State receives $27 million grant to help pregnant women, children

The Connecticut Department of Public Health today announced it will receive $27 million over three years from the U.S. Department of Health and Human Services to improve the health and development of at-risk pregnant women, parents, caregivers and children from birth-to-eight years of age.

In a press release put out by Connecticut DPH, LT. Gov. Nancy Wyman praised the influx of cash: “We have no more important task as parents, as citizens and as a government than ensuring that our children get a healthy start in life, and this program will go a long way toward doing just that.” “This is an investment that can directly lead to a better quality of life for our children and families, and a better future for our state.”
Connecticut’s grant award will build on the state’s early childhood programs by expanding the capacity of home visiting programs, designed to increase parent knowledge of early childhood development and improve parenting practices.

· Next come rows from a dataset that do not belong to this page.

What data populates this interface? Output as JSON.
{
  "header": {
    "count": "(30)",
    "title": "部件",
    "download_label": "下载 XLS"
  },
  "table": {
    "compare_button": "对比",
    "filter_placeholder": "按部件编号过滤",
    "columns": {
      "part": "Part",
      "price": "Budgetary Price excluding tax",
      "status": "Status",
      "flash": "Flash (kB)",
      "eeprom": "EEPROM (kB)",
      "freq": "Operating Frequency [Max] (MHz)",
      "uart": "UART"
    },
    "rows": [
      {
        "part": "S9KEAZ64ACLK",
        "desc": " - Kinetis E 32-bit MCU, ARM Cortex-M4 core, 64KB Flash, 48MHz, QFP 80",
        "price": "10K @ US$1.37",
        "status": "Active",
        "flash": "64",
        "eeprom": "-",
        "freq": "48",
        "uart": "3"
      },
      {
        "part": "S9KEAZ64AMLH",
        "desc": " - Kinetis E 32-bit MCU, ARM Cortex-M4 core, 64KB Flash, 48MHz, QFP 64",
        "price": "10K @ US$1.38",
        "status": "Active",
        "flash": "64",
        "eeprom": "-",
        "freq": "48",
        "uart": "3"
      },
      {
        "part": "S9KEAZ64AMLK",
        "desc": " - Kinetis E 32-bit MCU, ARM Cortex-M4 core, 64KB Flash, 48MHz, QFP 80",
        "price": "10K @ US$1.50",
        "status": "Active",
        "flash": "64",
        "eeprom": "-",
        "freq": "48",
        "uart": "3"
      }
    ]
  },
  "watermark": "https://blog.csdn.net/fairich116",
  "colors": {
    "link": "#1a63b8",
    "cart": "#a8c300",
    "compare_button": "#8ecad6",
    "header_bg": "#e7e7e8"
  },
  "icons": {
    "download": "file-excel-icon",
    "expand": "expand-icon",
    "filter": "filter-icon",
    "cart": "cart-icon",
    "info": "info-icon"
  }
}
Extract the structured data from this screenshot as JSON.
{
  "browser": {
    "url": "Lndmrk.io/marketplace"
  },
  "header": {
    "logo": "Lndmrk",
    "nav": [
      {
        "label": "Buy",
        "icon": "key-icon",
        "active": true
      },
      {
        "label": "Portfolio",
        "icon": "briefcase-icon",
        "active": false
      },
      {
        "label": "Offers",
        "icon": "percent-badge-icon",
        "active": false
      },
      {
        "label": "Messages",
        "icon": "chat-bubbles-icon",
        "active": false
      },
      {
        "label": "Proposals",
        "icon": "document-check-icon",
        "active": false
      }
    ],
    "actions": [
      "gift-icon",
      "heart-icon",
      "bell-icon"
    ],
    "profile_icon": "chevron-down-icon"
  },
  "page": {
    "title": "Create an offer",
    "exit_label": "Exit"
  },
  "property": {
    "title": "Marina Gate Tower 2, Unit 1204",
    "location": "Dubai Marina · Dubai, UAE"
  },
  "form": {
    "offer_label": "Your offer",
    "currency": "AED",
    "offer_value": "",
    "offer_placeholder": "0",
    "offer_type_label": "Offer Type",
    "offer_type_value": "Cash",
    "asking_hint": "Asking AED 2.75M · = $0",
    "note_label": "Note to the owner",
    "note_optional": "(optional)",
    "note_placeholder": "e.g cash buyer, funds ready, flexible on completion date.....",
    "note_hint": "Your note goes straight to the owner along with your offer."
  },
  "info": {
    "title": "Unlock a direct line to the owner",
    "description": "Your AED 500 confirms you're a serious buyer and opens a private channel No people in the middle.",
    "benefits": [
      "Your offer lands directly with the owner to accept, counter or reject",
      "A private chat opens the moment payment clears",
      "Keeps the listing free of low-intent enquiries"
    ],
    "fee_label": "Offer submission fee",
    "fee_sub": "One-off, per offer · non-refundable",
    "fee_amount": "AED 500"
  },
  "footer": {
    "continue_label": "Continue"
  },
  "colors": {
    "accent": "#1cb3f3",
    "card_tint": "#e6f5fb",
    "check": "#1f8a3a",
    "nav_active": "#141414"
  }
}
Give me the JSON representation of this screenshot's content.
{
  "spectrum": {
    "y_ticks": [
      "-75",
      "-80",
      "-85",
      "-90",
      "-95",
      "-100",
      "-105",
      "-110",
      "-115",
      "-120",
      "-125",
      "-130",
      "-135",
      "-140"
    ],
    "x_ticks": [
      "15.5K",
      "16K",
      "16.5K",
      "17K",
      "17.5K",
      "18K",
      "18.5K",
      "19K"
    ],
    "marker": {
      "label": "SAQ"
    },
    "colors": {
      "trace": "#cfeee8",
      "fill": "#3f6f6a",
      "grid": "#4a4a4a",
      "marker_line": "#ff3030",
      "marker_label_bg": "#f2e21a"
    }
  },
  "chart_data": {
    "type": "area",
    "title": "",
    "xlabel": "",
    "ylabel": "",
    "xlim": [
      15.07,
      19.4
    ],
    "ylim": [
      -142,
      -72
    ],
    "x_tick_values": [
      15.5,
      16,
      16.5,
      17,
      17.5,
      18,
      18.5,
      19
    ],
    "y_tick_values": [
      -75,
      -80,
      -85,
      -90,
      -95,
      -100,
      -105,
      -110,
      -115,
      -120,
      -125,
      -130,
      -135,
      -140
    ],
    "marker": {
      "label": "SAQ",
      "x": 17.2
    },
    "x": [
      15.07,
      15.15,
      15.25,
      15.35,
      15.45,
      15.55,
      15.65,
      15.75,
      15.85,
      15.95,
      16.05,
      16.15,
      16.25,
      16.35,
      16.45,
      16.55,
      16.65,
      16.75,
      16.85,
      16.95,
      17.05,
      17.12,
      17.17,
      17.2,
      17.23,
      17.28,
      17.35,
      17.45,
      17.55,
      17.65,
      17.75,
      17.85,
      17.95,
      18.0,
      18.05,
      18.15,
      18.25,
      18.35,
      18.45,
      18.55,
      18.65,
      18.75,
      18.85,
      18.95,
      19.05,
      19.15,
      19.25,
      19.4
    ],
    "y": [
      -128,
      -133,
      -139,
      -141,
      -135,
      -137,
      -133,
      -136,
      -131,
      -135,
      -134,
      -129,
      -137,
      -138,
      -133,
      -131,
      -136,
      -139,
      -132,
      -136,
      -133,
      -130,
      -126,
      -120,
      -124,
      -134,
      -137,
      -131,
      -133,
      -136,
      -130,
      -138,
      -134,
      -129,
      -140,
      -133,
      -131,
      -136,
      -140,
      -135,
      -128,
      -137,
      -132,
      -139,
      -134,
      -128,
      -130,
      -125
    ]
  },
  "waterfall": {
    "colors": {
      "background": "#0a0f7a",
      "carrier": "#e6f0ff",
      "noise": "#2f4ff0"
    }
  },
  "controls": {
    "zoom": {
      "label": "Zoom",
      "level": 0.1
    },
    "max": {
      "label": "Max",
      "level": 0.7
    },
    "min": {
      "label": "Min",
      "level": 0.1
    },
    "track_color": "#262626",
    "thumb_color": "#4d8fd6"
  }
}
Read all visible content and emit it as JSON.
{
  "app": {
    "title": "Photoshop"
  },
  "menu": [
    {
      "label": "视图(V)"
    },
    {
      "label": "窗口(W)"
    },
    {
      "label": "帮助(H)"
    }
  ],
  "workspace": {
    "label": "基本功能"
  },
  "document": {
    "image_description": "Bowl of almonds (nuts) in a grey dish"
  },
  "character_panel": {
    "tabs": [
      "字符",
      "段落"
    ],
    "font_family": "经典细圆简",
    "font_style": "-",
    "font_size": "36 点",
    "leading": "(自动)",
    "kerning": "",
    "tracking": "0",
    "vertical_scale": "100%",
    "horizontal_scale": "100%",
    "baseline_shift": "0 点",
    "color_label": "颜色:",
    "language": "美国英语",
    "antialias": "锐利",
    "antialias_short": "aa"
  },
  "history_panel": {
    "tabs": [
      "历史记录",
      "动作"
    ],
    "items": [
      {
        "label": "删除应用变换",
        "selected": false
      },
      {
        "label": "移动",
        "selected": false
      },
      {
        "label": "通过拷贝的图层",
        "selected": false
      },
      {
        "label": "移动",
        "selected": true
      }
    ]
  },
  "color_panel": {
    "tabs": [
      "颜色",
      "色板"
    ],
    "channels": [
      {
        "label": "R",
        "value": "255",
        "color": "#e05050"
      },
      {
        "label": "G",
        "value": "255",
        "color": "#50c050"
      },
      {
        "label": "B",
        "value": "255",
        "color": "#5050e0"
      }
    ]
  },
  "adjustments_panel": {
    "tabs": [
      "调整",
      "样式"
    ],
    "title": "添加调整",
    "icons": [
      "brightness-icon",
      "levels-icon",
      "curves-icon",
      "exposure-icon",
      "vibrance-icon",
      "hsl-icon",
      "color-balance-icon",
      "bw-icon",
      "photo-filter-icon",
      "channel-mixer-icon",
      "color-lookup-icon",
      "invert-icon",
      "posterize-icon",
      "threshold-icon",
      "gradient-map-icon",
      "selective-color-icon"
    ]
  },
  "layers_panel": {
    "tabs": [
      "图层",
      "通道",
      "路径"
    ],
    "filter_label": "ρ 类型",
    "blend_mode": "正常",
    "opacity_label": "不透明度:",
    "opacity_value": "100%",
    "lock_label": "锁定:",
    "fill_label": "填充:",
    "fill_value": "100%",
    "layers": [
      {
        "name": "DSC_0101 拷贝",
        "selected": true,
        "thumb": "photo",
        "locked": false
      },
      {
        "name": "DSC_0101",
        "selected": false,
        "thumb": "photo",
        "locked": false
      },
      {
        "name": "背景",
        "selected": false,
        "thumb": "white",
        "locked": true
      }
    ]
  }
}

The grant will also allow the state to provide early detection of developmental delays and health issues, prevent child abuse and neglect, and increase children’s school readiness and school success.

The Department of Public Health (DPH) collaborated with the Departments of Social Services, Children and Families, Developmental Services, Mental Health and Addiction Services, and Department of Education on the home visiting initiative.
“These funds will support home visiting programs in Connecticut that are effective models in protecting the health and safety of our most vulnerable children,” stated DPH Commissioner Dr. Jewel Mullen in the DPH press release. “Home visits by experienced providers give parents the knowledge and skills to support their families and improve health and developmental outcomes for their children.”

Home visiting services will serve pregnant or parenting families with infants and children who reside in one of the following towns or cities: New Haven, Hartford, Meriden, Bridgeport, New Britain, East Hartford, Waterbury, Windham, Bristol, Norwich, Bloomfield, Torrington, Winchester, Ansonia, Derby, New London and Putnam.
State health officials said that of the approximately 40,000 births in Connecticut each year, roughly 10,000 births are to families with at least one significant risk factor for poor health outcomes such as developmental and behavioral cognitive delays.  More than 60,000 children from birth to 5 years old in the state are estimated to be at risk for poor health outcomes.

The grant funds are part of the federal Maternal, Infant, and Early Childhood Home Visiting Program created by the Affordable Care Act. Ten states, including Connecticut, were awarded funding to expand or establish their home visiting program to families who volunteer to receive these services to improve the health and development of children.

Amanda Cuda